We thank Chia Liu, Daniela Negraia, Emily Smith-Greenaway, Monica Alexander, and Yana Vierboom for useful comments. We thank Sarah Zureick-Brown for sharing her code from a previous study. The paper was presented at the Stockholm University Demographic Colloquium, the Work-in-progress Workshop of the MPIDR Lab of Digital and Computational Demography, and the conference of the British Society for Population Studies. We thank the anonymous reviewers for their constructive feedback.
Data Availability Statement
The code to reproduce the results and the complete country estimates are available online (https://doi.org/10.17605/osf.io/jdvhw), as are the data used for the analysis (population.un.org/wpp/). Alternative results can be produced and downloaded using the online tool developed for this purpose (https://doi.org/10.17605/osf.io/2pq3d).
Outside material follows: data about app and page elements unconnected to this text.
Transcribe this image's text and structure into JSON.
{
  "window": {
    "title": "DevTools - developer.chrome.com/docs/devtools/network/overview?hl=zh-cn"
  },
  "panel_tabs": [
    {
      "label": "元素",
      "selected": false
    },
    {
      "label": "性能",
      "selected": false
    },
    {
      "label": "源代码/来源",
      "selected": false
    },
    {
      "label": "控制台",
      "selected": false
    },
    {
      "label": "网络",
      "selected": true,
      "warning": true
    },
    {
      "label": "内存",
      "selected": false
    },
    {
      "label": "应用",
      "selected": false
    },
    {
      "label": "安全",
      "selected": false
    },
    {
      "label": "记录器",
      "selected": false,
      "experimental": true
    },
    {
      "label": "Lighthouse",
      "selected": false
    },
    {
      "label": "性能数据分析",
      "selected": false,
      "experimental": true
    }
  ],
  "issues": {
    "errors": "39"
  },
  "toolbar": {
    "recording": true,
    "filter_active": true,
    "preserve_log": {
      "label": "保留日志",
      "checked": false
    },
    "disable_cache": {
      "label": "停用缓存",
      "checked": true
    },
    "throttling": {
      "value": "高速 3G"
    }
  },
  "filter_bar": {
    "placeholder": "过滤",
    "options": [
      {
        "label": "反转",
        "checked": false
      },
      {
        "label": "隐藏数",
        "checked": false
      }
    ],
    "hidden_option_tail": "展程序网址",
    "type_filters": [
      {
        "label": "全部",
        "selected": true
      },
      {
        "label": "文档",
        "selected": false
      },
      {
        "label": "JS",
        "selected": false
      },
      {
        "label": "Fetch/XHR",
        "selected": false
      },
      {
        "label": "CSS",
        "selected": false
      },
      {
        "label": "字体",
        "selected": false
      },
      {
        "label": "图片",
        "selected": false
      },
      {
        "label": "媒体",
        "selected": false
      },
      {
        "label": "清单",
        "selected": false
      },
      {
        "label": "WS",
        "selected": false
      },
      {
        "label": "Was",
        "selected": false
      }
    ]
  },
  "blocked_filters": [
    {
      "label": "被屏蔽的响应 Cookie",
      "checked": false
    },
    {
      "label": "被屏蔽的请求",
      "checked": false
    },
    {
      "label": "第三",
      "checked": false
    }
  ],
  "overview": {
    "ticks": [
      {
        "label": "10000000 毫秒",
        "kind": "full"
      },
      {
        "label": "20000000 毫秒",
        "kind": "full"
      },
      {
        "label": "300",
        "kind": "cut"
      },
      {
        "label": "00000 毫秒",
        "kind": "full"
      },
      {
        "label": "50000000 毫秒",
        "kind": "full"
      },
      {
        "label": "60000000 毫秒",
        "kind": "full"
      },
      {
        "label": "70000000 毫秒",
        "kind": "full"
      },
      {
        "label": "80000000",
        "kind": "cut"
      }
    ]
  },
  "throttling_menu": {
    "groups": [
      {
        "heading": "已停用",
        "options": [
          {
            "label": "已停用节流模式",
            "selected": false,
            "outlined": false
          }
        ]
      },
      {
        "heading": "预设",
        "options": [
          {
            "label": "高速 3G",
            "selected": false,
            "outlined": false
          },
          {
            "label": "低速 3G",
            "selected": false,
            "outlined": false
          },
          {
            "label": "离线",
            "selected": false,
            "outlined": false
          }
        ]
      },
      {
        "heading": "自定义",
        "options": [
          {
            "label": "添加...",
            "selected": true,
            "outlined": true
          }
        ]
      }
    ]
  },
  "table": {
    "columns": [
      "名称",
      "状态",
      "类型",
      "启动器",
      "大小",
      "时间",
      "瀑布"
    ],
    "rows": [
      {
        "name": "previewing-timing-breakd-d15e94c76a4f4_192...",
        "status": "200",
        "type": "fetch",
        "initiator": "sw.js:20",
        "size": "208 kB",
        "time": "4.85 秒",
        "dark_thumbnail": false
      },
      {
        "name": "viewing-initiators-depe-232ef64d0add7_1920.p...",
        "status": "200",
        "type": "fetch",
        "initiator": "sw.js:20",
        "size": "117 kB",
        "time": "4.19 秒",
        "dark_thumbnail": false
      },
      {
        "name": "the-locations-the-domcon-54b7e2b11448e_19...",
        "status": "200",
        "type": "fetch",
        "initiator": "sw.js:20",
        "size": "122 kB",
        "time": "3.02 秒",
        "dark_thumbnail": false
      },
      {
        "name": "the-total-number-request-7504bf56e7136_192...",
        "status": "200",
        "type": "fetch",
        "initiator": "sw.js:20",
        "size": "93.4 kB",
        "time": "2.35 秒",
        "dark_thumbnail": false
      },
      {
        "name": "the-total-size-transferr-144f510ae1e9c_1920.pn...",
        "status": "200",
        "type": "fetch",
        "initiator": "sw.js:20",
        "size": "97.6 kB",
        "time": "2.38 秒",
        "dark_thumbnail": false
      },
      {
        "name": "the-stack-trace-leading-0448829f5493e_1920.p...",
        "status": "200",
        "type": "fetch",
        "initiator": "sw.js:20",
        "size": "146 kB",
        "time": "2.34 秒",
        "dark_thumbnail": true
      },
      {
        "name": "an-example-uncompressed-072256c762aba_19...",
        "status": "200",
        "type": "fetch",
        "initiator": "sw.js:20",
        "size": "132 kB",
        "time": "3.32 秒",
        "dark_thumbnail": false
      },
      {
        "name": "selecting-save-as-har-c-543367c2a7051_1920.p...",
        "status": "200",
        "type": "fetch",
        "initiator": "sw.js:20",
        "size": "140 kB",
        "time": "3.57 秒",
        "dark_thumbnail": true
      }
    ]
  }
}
Women born in 1955 in Niger, which is the country most affected for that cohort, experienced 73 times more offspring deaths during their working ages than women of the same cohort in Sweden, which is the least affected country (Niger: 3.2 child deaths by age 65; Sweden: 0.4 deaths by age 65). Women born in 2000 in Chad, which is the most affected country for that cohort, are projected to experience 148 times more child deaths than their counterparts in Singapore by the time they retire from formal employment (in Chad, 1 child death by age 65; in Singapore, <0.01 child death by age 65).
The difference between the best- and the worst-performing countries will shrink from 79% for the 1955 cohort (the share of a woman’s progeny who survive to her retirement is 55% in Sierra Leone, but 98% in Sweden) to only 26% for the 2000 cohort (the share of a woman’s progeny who survive to her retirement is 79% in Chad but >99% in Spain).
The difference between the countries experiencing the lowest and the highest levels of lifetime offspring child survival was 45% for the 1955 cohort (66% for Rwanda and 96% for Singapore) but will be only 18% for the 2000 cohort (84% for Chad and 98% for Iceland).
Angola, Benin, Burkina Faso, Burundi, Cameroon, Chad, the Democratic Republic of the Congo, Ethiopia, Gabon, Gambia, Ghana, Guinea, Kenya, Lesotho, Liberia, Malawi, Mali, Mozambique, Namibia, Niger, Nigeria, the Republic of the Congo, Rwanda, Senegal, Sierra Leone, South Africa, Tanzania, Togo, Uganda, Zambia, and Zimbabwe.